Background material on music and censorship in Iran
“Under wraps on the stage: women in the performing arts in post-revolutionary Iran” (1998)
Since the 1979 Revolution in Iran, women have been key contributors to contemporary Iranian cinema, and to a lesser extent theatre and music. Contrary to the Western belief that the veil and other aspects of male dominance completely imprison women, my research demonstrates that they have fought against it and found their footing in cinema and theatre.
This paper attempts to trace the efforts these women have made. It outlines a frame of reference for the study of Iranian women artists and reveals the contradictory circumstances of life for women under the Islamic Republic. Despite sometimes severe censorship, Iranian women’s roles in the performing arts have been remarkably diverse in approach and style, and have represented extraordinarily powerful and unexpected visions of contemporary life.
Read full paper
Sepideh Vahidi is an Iranian vocalist born in Tehran in 1966 currently living in Ann Arbor, Michigan. Sepideh had excellent exposure to many styles of music since her father was a radio producer and a friend of many musicians and singers. It was in those circles that she was introduced to traditional Persian music and classical Iranian poetry. After the 1979 revolution in Iran, all academic music classes were banned, especially for women. In 1986 Sepideh began taking private vocal lessons and studying traditional music with a number of famous Iranian traditional and folk singers, namely Parissa, Sima Bina, and others until 2002 when she immigrated to the United States.
More information (Franklin Furnace organization)
Introduction to Persian Traditional Music

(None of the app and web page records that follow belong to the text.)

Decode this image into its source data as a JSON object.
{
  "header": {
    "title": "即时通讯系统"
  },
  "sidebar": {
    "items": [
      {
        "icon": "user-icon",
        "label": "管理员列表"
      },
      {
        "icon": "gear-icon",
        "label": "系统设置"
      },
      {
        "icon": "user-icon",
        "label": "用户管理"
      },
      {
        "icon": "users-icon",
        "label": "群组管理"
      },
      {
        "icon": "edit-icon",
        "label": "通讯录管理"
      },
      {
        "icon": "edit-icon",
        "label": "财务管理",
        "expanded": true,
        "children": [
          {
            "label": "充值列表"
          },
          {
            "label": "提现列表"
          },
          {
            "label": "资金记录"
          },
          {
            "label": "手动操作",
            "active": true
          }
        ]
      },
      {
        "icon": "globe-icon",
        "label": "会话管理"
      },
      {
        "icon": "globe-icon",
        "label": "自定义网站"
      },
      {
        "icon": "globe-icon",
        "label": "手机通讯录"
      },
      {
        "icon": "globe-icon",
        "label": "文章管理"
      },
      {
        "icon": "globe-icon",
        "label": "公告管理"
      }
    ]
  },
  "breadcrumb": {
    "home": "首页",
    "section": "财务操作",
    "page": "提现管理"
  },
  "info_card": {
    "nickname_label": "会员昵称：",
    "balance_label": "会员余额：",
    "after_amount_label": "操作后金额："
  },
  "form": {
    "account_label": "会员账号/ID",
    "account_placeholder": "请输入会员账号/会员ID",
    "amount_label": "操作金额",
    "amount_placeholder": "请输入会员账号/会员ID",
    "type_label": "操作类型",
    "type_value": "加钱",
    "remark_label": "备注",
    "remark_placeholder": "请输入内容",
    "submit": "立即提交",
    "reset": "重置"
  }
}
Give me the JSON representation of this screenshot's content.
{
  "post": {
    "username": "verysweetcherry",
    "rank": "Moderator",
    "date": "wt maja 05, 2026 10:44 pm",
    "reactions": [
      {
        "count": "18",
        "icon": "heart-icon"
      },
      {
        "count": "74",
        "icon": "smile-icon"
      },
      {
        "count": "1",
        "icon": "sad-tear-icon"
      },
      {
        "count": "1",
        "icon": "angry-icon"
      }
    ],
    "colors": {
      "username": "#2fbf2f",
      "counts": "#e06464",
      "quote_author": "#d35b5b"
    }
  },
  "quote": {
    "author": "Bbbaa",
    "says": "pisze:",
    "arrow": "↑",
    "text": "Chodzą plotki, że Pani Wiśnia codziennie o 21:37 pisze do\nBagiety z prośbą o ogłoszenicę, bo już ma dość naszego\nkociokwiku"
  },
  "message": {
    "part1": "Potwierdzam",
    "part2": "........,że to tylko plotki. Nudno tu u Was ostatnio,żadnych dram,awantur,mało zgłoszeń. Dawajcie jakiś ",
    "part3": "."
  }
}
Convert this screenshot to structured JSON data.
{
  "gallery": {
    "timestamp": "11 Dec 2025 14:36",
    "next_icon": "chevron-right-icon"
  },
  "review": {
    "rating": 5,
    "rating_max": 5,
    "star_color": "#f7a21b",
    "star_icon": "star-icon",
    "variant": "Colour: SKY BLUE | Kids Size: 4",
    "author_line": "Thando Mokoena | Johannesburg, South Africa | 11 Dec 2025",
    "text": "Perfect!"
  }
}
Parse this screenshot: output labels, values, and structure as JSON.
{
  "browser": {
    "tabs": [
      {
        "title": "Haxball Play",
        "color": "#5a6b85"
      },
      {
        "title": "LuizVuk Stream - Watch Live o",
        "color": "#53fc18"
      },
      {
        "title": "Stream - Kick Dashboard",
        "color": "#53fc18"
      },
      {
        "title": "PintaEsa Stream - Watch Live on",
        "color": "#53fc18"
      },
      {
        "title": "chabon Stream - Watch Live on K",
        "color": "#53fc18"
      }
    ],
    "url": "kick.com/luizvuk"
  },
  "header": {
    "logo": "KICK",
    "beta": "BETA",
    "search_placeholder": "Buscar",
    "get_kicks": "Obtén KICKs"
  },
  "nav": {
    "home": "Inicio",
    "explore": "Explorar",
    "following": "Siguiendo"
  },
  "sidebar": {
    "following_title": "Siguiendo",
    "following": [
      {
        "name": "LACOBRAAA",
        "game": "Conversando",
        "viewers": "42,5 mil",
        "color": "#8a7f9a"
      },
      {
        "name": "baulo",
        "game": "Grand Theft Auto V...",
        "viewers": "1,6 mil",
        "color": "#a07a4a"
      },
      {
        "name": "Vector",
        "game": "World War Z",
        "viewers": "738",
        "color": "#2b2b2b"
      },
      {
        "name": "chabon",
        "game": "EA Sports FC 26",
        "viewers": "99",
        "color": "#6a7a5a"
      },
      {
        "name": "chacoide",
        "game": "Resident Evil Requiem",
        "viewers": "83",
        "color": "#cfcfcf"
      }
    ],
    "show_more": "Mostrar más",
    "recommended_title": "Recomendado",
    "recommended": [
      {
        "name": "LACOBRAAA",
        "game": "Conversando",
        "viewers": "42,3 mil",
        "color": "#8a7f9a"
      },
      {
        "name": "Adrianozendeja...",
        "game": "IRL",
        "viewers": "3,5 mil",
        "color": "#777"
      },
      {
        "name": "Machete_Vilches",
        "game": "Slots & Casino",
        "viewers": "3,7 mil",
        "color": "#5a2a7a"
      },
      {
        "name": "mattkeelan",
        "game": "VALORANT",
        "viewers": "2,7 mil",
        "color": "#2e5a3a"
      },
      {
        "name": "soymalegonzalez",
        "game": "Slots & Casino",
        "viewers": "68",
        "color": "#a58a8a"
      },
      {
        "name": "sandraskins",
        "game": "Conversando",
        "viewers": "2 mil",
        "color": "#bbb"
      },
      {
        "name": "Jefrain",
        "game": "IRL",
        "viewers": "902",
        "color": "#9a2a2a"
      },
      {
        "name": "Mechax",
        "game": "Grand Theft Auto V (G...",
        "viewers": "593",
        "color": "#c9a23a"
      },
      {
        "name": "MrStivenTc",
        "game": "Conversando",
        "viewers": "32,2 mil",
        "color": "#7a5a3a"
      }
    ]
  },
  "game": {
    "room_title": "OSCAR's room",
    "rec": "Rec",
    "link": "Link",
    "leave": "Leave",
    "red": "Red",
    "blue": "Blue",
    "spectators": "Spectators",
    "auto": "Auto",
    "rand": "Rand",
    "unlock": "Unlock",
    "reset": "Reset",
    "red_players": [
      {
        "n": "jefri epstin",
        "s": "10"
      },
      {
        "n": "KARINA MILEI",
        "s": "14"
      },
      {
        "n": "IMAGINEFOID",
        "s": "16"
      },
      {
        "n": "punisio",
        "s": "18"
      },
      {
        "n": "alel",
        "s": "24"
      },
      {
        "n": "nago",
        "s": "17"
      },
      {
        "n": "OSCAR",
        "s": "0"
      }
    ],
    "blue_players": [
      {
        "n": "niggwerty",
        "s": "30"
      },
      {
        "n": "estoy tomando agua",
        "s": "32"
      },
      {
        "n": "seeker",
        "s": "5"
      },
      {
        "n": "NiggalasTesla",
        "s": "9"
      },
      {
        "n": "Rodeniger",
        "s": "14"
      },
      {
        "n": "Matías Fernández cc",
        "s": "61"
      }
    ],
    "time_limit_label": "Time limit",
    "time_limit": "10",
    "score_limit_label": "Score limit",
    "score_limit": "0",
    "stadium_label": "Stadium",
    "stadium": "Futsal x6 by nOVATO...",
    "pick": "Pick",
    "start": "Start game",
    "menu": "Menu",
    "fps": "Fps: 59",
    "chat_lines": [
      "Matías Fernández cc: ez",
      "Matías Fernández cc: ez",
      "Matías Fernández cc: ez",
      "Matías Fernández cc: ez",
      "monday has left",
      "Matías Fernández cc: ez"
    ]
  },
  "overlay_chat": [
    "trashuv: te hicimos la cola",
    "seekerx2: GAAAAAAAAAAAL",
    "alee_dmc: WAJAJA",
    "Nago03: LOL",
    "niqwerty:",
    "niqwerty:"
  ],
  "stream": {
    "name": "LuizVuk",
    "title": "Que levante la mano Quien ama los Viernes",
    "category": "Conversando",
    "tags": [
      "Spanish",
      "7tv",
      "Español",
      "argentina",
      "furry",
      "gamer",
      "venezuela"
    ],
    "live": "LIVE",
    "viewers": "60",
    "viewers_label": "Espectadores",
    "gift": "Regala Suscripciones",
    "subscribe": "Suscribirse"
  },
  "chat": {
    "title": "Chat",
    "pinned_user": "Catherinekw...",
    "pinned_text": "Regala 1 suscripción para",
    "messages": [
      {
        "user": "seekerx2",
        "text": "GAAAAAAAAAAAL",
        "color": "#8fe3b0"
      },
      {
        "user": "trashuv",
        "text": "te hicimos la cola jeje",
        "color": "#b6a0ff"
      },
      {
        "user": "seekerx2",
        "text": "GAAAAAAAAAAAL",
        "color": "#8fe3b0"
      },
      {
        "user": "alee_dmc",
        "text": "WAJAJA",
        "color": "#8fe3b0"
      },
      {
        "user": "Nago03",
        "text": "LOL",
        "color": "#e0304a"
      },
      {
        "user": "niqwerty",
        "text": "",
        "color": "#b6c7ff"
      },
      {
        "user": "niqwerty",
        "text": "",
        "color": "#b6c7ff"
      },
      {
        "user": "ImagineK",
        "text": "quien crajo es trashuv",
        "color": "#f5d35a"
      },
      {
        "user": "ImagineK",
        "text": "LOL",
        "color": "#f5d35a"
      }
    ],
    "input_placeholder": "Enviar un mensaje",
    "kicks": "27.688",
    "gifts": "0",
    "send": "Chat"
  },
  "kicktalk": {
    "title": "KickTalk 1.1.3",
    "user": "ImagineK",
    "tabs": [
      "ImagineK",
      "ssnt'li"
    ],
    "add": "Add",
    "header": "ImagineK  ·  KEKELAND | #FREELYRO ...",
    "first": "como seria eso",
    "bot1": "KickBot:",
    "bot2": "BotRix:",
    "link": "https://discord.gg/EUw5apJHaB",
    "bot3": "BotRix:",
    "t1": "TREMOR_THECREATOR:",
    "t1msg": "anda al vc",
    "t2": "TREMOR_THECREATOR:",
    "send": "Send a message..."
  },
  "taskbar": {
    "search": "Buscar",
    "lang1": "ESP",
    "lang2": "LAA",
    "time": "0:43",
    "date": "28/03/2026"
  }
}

The music of Iran has changed considerably in the past 25 years, which incidentally is the period of the Islamic Revolution and the establishment of theocracy in Iran. It is an open question whether Iranian music has changed as a direct result of the Revolution, or whether the music would have evolved similarly in any case. Before 1979, one could easily have separated Persian music into two distinct categories: art music and pop music.
The strong censorship practiced before the Revolution required the music to be void of any political messages, and most of the time pop music was the form presented on The National Radio and Television of Iran. Broadcasts of traditional music performances usually ran no longer than 15 minutes. This restriction was established by the producers and had the effect of cramping the music and its form.
Read more (from InterNews/Iranian Culture)
See also the chapter “Singing in a theocracy: female musicians in Iran” (in Shoot the Singer! Music Censorship Today, published by Zed Books/Freemuse, May 2004)